In the last year, 20 reality shows about dating and relationships aired across South Korea, sparking national conversation. But can these programmes help the country face up to its sceptical dating culture?
Statistics show a 23% decrease in newly married couples in the past 5 years, with South Korea having the world’s lowest fertility rate. A survey by the Korea Population, Health and Welfare Association shared that two-thirds of young singles were not in a relationship, with a significant portion of that group having no desire to start one.
Despite this, the country has seen an increase in shows related to dating. These include shows that put singles together, but also reality programmes about couples who refuse to get married, LGBTQ relationships, and divorced singles getting back into the dating game.
The head producer of a show about unmarried couples who live together, explained that it isn’t supposed to encourage couples to remain unmarried. Rather, it is a method of sparking debate across Korean society.
This represents a shift in Korean culture, with people becoming more accepting of different types of relationships. Lim Myung-ho, a psychology professor at Dankook University, told the Japan Times that this is a step in the right direction.
“The government and society really need to make efforts to foster a more positive attitude towards dating and marriage and these reality programs can help with that”, the professor shared.

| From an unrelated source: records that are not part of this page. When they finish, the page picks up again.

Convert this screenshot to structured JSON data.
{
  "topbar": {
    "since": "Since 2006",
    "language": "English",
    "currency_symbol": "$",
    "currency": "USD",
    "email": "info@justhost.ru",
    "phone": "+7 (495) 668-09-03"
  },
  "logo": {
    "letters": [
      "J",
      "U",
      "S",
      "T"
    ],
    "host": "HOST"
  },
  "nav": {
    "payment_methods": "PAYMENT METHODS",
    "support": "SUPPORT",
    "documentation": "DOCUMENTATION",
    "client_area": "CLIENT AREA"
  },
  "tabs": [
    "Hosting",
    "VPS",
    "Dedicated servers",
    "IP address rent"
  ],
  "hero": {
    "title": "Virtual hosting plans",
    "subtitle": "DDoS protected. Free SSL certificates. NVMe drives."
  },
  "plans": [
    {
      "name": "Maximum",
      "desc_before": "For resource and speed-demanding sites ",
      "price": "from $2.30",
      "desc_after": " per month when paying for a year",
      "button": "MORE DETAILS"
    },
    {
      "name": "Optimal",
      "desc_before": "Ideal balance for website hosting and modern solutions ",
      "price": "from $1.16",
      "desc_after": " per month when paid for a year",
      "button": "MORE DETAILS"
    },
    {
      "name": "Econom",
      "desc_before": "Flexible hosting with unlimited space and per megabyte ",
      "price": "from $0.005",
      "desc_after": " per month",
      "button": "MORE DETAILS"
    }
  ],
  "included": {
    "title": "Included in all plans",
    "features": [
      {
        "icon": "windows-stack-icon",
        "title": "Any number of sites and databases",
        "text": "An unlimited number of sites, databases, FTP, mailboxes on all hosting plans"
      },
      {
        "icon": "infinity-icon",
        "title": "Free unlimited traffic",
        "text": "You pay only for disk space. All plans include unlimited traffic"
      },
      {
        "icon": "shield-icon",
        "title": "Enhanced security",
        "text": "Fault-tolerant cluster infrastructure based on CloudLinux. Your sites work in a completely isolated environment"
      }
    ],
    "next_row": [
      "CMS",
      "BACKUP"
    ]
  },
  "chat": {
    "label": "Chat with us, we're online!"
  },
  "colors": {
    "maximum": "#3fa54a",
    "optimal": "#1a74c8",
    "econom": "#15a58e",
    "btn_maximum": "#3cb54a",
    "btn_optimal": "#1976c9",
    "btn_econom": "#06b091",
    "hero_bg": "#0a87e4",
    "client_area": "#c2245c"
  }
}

While national conversations are good, they don’t yet address the causes of relationship dissatisfaction, which are seen to be the country’s gender inequality and how expensive it is to raise children.